The difference between faith and superstition is very obvious. Superstition takes a visual phenomenon and gives a scientifically implausible spiritual explanation. Zeus throws lightning bolts to the ground when he gets angry. Faith is the other way around. It starts out with spiritual explanation and is confirmed with a physical phenomena. Abraham reasoned that his father’s idols were phony, and then he prayed for deliverence and God saved him in a wonderful physical miracle.
This argument against people bearing testimony makes it sound testimony is based on other people’s testimonies, like some kind of urban legend that spreads among the gullible. A testimony is a spark that helps people plant the seed of faith, yes, but a testimony does not last long unless it comes from their personal relationship with God, as any missionary will tell you. It is a person performing a shadow play on a cave wall to convince the audience to look into the issue themselves.
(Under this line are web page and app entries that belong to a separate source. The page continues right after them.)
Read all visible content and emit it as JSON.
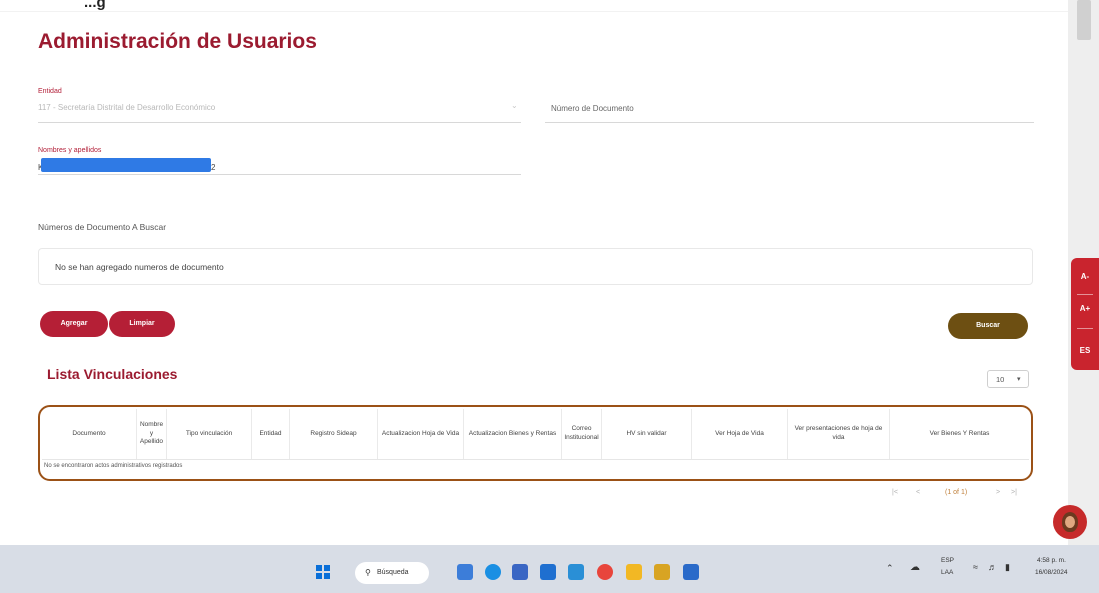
{
  "header": {
    "top_text": "...g",
    "title": "Administración de Usuarios"
  },
  "form": {
    "entidad_label": "Entidad",
    "entidad_value": "117 - Secretaría Distrital de Desarrollo Económico",
    "numero_documento_placeholder": "Número de Documento",
    "nombres_label": "Nombres y apellidos",
    "nombres_value_prefix": "K",
    "nombres_value_suffix": "2"
  },
  "documents": {
    "label": "Números de Documento A Buscar",
    "empty_text": "No se han agregado numeros de documento"
  },
  "buttons": {
    "agregar": "Agregar",
    "limpiar": "Limpiar",
    "buscar": "Buscar"
  },
  "list": {
    "title": "Lista Vinculaciones",
    "page_size": "10",
    "columns": [
      "Documento",
      "Nombre y Apellido",
      "Tipo vinculación",
      "Entidad",
      "Registro Sideap",
      "Actualizacion Hoja de Vida",
      "Actualizacion Bienes y Rentas",
      "Correo Institucional",
      "HV sin validar",
      "Ver Hoja de Vida",
      "Ver presentaciones de hoja de vida",
      "Ver Bienes Y Rentas"
    ],
    "empty_row": "No se encontraron actos administrativos registrados"
  },
  "pagination": {
    "first": "|<",
    "prev": "<",
    "info": "(1 of 1)",
    "next": ">",
    "last": ">|"
  },
  "accessibility": {
    "decrease": "A-",
    "increase": "A+",
    "language": "ES"
  },
  "taskbar": {
    "search_label": "Búsqueda",
    "lang_top": "ESP",
    "lang_bottom": "LAA",
    "time": "4:58 p. m.",
    "date": "16/08/2024",
    "app_colors": [
      "#3c7dd9",
      "#1a8fe3",
      "#3a66c4",
      "#1f6fd0",
      "#2a8fd6",
      "#e8453c",
      "#f2b824",
      "#d8a423",
      "#2a6ac9"
    ]
  }
}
What does CES Letter want as a method for discovering truth? Well, just look at how they present the “facts.” DNA analysis shows Native Americans originated from Asia rather than Israel–no explanation. Just accept it. Elephants and goats did not exist in Book of Mormon times–no explanation. Just accept it. They appeal to truths they think are self-evidence or the ‘scientific community consensus’ rather than explaining anything or providing evidence. This tells me that they want a prayer book, a script, a school textbook of beliefs to believe and behaviors to foolow instead of discovering and reasoning through truth for themselves. Maybe all American DNA did come from Asia and maybe elephants didn’t exist in America, but you can’t say you “know” these things until you have enveloped yourself in the evidence and you can stand in front of a crowd and “bear testimony” about it.
Of course, discounting the Book of Mormon based on one or two cherry-picked “anachronisms” isn’t real science. The scientific thing to do would be to find an object in ancient America that the Book of Mormon claims was never there and then prove that it was in fact there. That would be a solid argument. Actual science should be investigated and celebrated by Mormons and non-Mormons alike, instead of just generalizing from cherry-picked data–because the scientific method of developing a hypothesis is almost exactly the same as the Alma 32 method for gaining spiritual knowledge.
The narrative that knowledge is gained by copying what you read in a textbook does not advance a person toward godhood. That line of thinking points toward the Plan of Satan, where everything is spelled out for us to follow and salvation is universal. This argument boosts the narrative that we should follow Satan’s plan. In God’s plan, we gain power through faith and gain knowledge of the vast universe of invisible truth–not just the truth of the church or that Joseph Smith was a prophet, but of anything that is invisible but useful for our progression.